■ **Work to complete**: Without copying the images, write out all the entries below verbatim.
===== Data
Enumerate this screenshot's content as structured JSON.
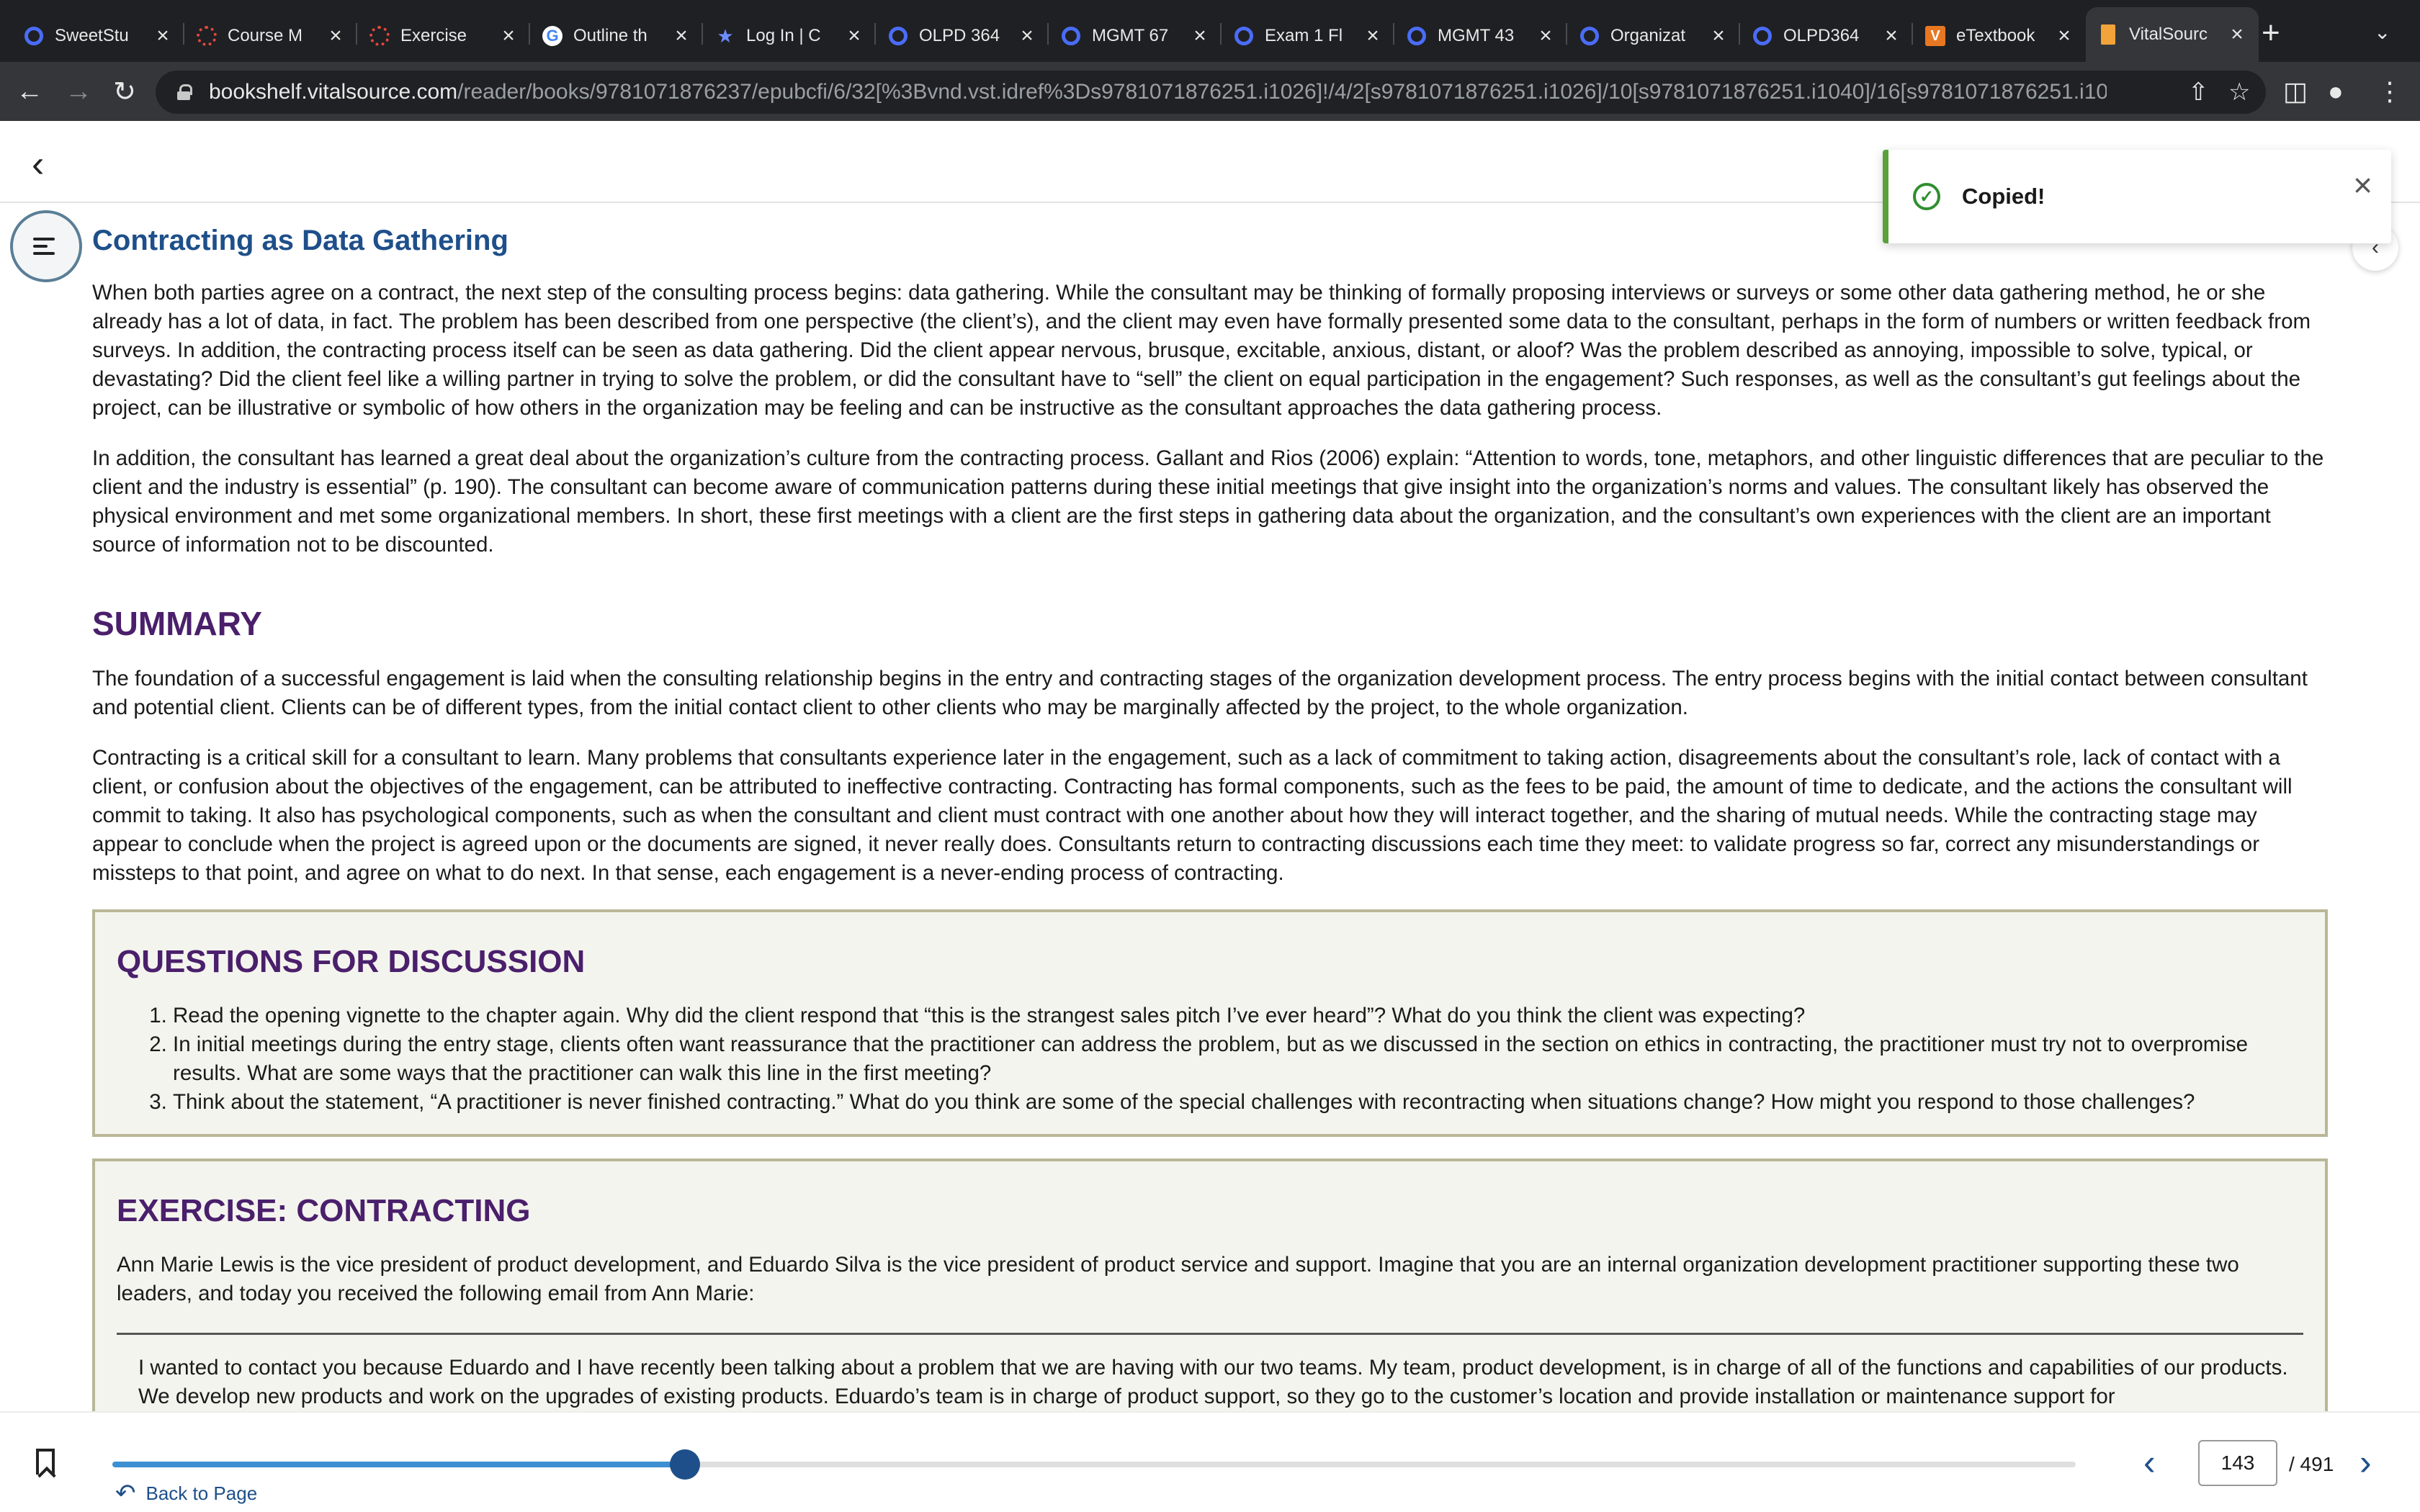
{
  "browser": {
    "tabs": [
      {
        "title": "SweetStu",
        "icon": "ring-icon",
        "color": "#4a6cf7"
      },
      {
        "title": "Course M",
        "icon": "dots-icon",
        "color": "#e4483f"
      },
      {
        "title": "Exercise",
        "icon": "dots-icon",
        "color": "#e4483f"
      },
      {
        "title": "Outline th",
        "icon": "google-icon",
        "color": "#4285f4"
      },
      {
        "title": "Log In | C",
        "icon": "star-icon",
        "color": "#6c8cff"
      },
      {
        "title": "OLPD 364",
        "icon": "ring-icon",
        "color": "#4a6cf7"
      },
      {
        "title": "MGMT 67",
        "icon": "ring-icon",
        "color": "#4a6cf7"
      },
      {
        "title": "Exam 1 Fl",
        "icon": "ring-icon",
        "color": "#4a6cf7"
      },
      {
        "title": "MGMT 43",
        "icon": "ring-icon",
        "color": "#4a6cf7"
      },
      {
        "title": "Organizat",
        "icon": "ring-icon",
        "color": "#4a6cf7"
      },
      {
        "title": "OLPD364",
        "icon": "ring-icon",
        "color": "#4a6cf7"
      },
      {
        "title": "eTextbook",
        "icon": "v-icon",
        "color": "#e87722"
      },
      {
        "title": "VitalSourc",
        "icon": "book-icon",
        "color": "#f2a33a",
        "active": true
      }
    ],
    "url_domain": "bookshelf.vitalsource.com",
    "url_path": "/reader/books/9781071876237/epubcfi/6/32[%3Bvnd.vst.idref%3Ds9781071876251.i1026]!/4/2[s9781071876251.i1026]/10[s9781071876251.i1040]/16[s9781071876251.i1058]/2/..."
  },
  "toast": {
    "message": "Copied!"
  },
  "content": {
    "section_heading": "Contracting as Data Gathering",
    "paragraphs_1": [
      "When both parties agree on a contract, the next step of the consulting process begins: data gathering. While the consultant may be thinking of formally proposing interviews or surveys or some other data gathering method, he or she already has a lot of data, in fact. The problem has been described from one perspective (the client’s), and the client may even have formally presented some data to the consultant, perhaps in the form of numbers or written feedback from surveys. In addition, the contracting process itself can be seen as data gathering. Did the client appear nervous, brusque, excitable, anxious, distant, or aloof? Was the problem described as annoying, impossible to solve, typical, or devastating? Did the client feel like a willing partner in trying to solve the problem, or did the consultant have to “sell” the client on equal participation in the engagement? Such responses, as well as the consultant’s gut feelings about the project, can be illustrative or symbolic of how others in the organization may be feeling and can be instructive as the consultant approaches the data gathering process.",
      "In addition, the consultant has learned a great deal about the organization’s culture from the contracting process. Gallant and Rios (2006) explain: “Attention to words, tone, metaphors, and other linguistic differences that are peculiar to the client and the industry is essential” (p. 190). The consultant can become aware of communication patterns during these initial meetings that give insight into the organization’s norms and values. The consultant likely has observed the physical environment and met some organizational members. In short, these first meetings with a client are the first steps in gathering data about the organization, and the consultant’s own experiences with the client are an important source of information not to be discounted."
    ],
    "summary_heading": "SUMMARY",
    "paragraphs_2": [
      "The foundation of a successful engagement is laid when the consulting relationship begins in the entry and contracting stages of the organization development process. The entry process begins with the initial contact between consultant and potential client. Clients can be of different types, from the initial contact client to other clients who may be marginally affected by the project, to the whole organization.",
      "Contracting is a critical skill for a consultant to learn. Many problems that consultants experience later in the engagement, such as a lack of commitment to taking action, disagreements about the consultant’s role, lack of contact with a client, or confusion about the objectives of the engagement, can be attributed to ineffective contracting. Contracting has formal components, such as the fees to be paid, the amount of time to dedicate, and the actions the consultant will commit to taking. It also has psychological components, such as when the consultant and client must contract with one another about how they will interact together, and the sharing of mutual needs. While the contracting stage may appear to conclude when the project is agreed upon or the documents are signed, it never really does. Consultants return to contracting discussions each time they meet: to validate progress so far, correct any misunderstandings or missteps to that point, and agree on what to do next. In that sense, each engagement is a never-ending process of contracting."
    ],
    "questions_heading": "QUESTIONS FOR DISCUSSION",
    "questions": [
      "Read the opening vignette to the chapter again. Why did the client respond that “this is the strangest sales pitch I’ve ever heard”? What do you think the client was expecting?",
      "In initial meetings during the entry stage, clients often want reassurance that the practitioner can address the problem, but as we discussed in the section on ethics in contracting, the practitioner must try not to overpromise results. What are some ways that the practitioner can walk this line in the first meeting?",
      "Think about the statement, “A practitioner is never finished contracting.” What do you think are some of the special challenges with recontracting when situations change? How might you respond to those challenges?"
    ],
    "exercise_heading": "EXERCISE: CONTRACTING",
    "exercise_intro": "Ann Marie Lewis is the vice president of product development, and Eduardo Silva is the vice president of product service and support. Imagine that you are an internal organization development practitioner supporting these two leaders, and today you received the following email from Ann Marie:",
    "email_text": "I wanted to contact you because Eduardo and I have recently been talking about a problem that we are having with our two teams. My team, product development, is in charge of all of the functions and capabilities of our products. We develop new products and work on the upgrades of existing products. Eduardo’s team is in charge of product support, so they go to the customer’s location and provide installation or maintenance support for"
  },
  "footer": {
    "back_to_page": "Back to Page",
    "current_page": "143",
    "total_pages": "/ 491",
    "progress": 0.2917,
    "accent": "#1e4f8a"
  }
}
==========
■ **Answer box**:
Enumerate this screenshot's content as structured JSON.
{
  "browser": {
    "tabs": [
      {
        "title": "SweetStu",
        "icon": "ring-icon",
        "color": "#4a6cf7"
      },
      {
        "title": "Course M",
        "icon": "dots-icon",
        "color": "#e4483f"
      },
      {
        "title": "Exercise",
        "icon": "dots-icon",
        "color": "#e4483f"
      },
      {
        "title": "Outline th",
        "icon": "google-icon",
        "color": "#4285f4"
      },
      {
        "title": "Log In | C",
        "icon": "star-icon",
        "color": "#6c8cff"
      },
      {
        "title": "OLPD 364",
        "icon": "ring-icon",
        "color": "#4a6cf7"
      },
      {
        "title": "MGMT 67",
        "icon": "ring-icon",
        "color": "#4a6cf7"
      },
      {
        "title": "Exam 1 Fl",
        "icon": "ring-icon",
        "color": "#4a6cf7"
      },
      {
        "title": "MGMT 43",
        "icon": "ring-icon",
        "color": "#4a6cf7"
      },
      {
        "title": "Organizat",
        "icon": "ring-icon",
        "color": "#4a6cf7"
      },
      {
        "title": "OLPD364",
        "icon": "ring-icon",
        "color": "#4a6cf7"
      },
      {
        "title": "eTextbook",
        "icon": "v-icon",
        "color": "#e87722"
      },
      {
        "title": "VitalSourc",
        "icon": "book-icon",
        "color": "#f2a33a",
        "active": true
      }
    ],
    "url_domain": "bookshelf.vitalsource.com",
    "url_path": "/reader/books/9781071876237/epubcfi/6/32[%3Bvnd.vst.idref%3Ds9781071876251.i1026]!/4/2[s9781071876251.i1026]/10[s9781071876251.i1040]/16[s9781071876251.i1058]/2/..."
  },
  "toast": {
    "message": "Copied!"
  },
  "content": {
    "section_heading": "Contracting as Data Gathering",
    "paragraphs_1": [
      "When both parties agree on a contract, the next step of the consulting process begins: data gathering. While the consultant may be thinking of formally proposing interviews or surveys or some other data gathering method, he or she already has a lot of data, in fact. The problem has been described from one perspective (the client’s), and the client may even have formally presented some data to the consultant, perhaps in the form of numbers or written feedback from surveys. In addition, the contracting process itself can be seen as data gathering. Did the client appear nervous, brusque, excitable, anxious, distant, or aloof? Was the problem described as annoying, impossible to solve, typical, or devastating? Did the client feel like a willing partner in trying to solve the problem, or did the consultant have to “sell” the client on equal participation in the engagement? Such responses, as well as the consultant’s gut feelings about the project, can be illustrative or symbolic of how others in the organization may be feeling and can be instructive as the consultant approaches the data gathering process.",
      "In addition, the consultant has learned a great deal about the organization’s culture from the contracting process. Gallant and Rios (2006) explain: “Attention to words, tone, metaphors, and other linguistic differences that are peculiar to the client and the industry is essential” (p. 190). The consultant can become aware of communication patterns during these initial meetings that give insight into the organization’s norms and values. The consultant likely has observed the physical environment and met some organizational members. In short, these first meetings with a client are the first steps in gathering data about the organization, and the consultant’s own experiences with the client are an important source of information not to be discounted."
    ],
    "summary_heading": "SUMMARY",
    "paragraphs_2": [
      "The foundation of a successful engagement is laid when the consulting relationship begins in the entry and contracting stages of the organization development process. The entry process begins with the initial contact between consultant and potential client. Clients can be of different types, from the initial contact client to other clients who may be marginally affected by the project, to the whole organization.",
      "Contracting is a critical skill for a consultant to learn. Many problems that consultants experience later in the engagement, such as a lack of commitment to taking action, disagreements about the consultant’s role, lack of contact with a client, or confusion about the objectives of the engagement, can be attributed to ineffective contracting. Contracting has formal components, such as the fees to be paid, the amount of time to dedicate, and the actions the consultant will commit to taking. It also has psychological components, such as when the consultant and client must contract with one another about how they will interact together, and the sharing of mutual needs. While the contracting stage may appear to conclude when the project is agreed upon or the documents are signed, it never really does. Consultants return to contracting discussions each time they meet: to validate progress so far, correct any misunderstandings or missteps to that point, and agree on what to do next. In that sense, each engagement is a never-ending process of contracting."
    ],
    "questions_heading": "QUESTIONS FOR DISCUSSION",
    "questions": [
      "Read the opening vignette to the chapter again. Why did the client respond that “this is the strangest sales pitch I’ve ever heard”? What do you think the client was expecting?",
      "In initial meetings during the entry stage, clients often want reassurance that the practitioner can address the problem, but as we discussed in the section on ethics in contracting, the practitioner must try not to overpromise results. What are some ways that the practitioner can walk this line in the first meeting?",
      "Think about the statement, “A practitioner is never finished contracting.” What do you think are some of the special challenges with recontracting when situations change? How might you respond to those challenges?"
    ],
    "exercise_heading": "EXERCISE: CONTRACTING",
    "exercise_intro": "Ann Marie Lewis is the vice president of product development, and Eduardo Silva is the vice president of product service and support. Imagine that you are an internal organization development practitioner supporting these two leaders, and today you received the following email from Ann Marie:",
    "email_text": "I wanted to contact you because Eduardo and I have recently been talking about a problem that we are having with our two teams. My team, product development, is in charge of all of the functions and capabilities of our products. We develop new products and work on the upgrades of existing products. Eduardo’s team is in charge of product support, so they go to the customer’s location and provide installation or maintenance support for"
  },
  "footer": {
    "back_to_page": "Back to Page",
    "current_page": "143",
    "total_pages": "/ 491",
    "progress": 0.2917,
    "accent": "#1e4f8a"
  }
}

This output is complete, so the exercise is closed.